:: Data for review ::
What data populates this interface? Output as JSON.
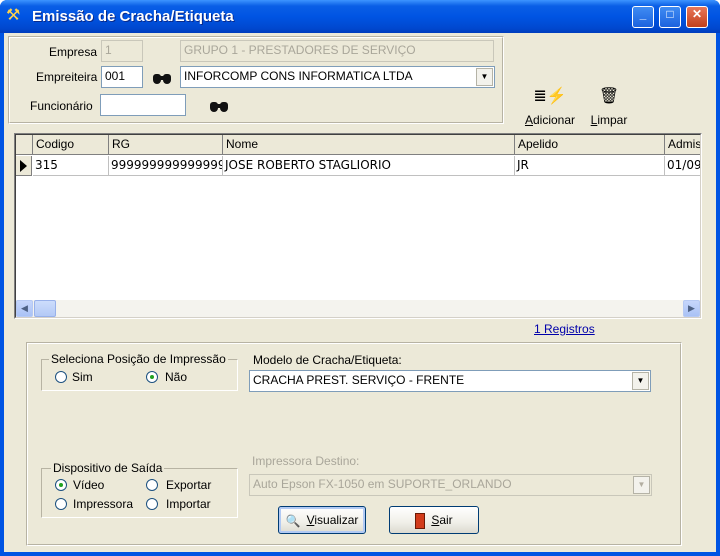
{
  "window": {
    "title": "Emissão de Cracha/Etiqueta",
    "minimize": "_",
    "maximize": "□",
    "close": "✕"
  },
  "filters": {
    "empresa_label": "Empresa",
    "empresa_code": "1",
    "empresa_name": "GRUPO 1 - PRESTADORES DE SERVIÇO",
    "empreiteira_label": "Empreiteira",
    "empreiteira_code": "001",
    "empreiteira_name": "INFORCOMP CONS INFORMATICA LTDA",
    "funcionario_label": "Funcionário",
    "funcionario_value": ""
  },
  "toolbar": {
    "adicionar_first": "A",
    "adicionar_rest": "dicionar",
    "limpar_first": "L",
    "limpar_rest": "impar"
  },
  "grid": {
    "columns": [
      "Codigo",
      "RG",
      "Nome",
      "Apelido",
      "Admis"
    ],
    "rows": [
      [
        "315",
        "999999999999999",
        "JOSE ROBERTO STAGLIORIO",
        "JR",
        "01/09"
      ]
    ],
    "record_count": "1 Registros"
  },
  "print_position": {
    "legend": "Seleciona Posição de Impressão",
    "options": [
      "Sim",
      "Não"
    ],
    "selected": "Não"
  },
  "model": {
    "label": "Modelo de Cracha/Etiqueta:",
    "value": "CRACHA PREST. SERVIÇO - FRENTE"
  },
  "output_device": {
    "legend": "Dispositivo de Saída",
    "options": [
      "Vídeo",
      "Exportar",
      "Impressora",
      "Importar"
    ],
    "selected": "Vídeo"
  },
  "printer": {
    "label": "Impressora Destino:",
    "value": "Auto Epson FX-1050 em SUPORTE_ORLANDO"
  },
  "buttons": {
    "visualizar_first": "V",
    "visualizar_rest": "isualizar",
    "sair_first": "S",
    "sair_rest": "air"
  },
  "colors": {
    "title_bar": "#0054e3",
    "client_bg": "#ece9d8",
    "link": "#0000aa"
  }
}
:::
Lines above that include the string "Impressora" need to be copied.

      "Impressora",
    "label": "Impressora Destino:",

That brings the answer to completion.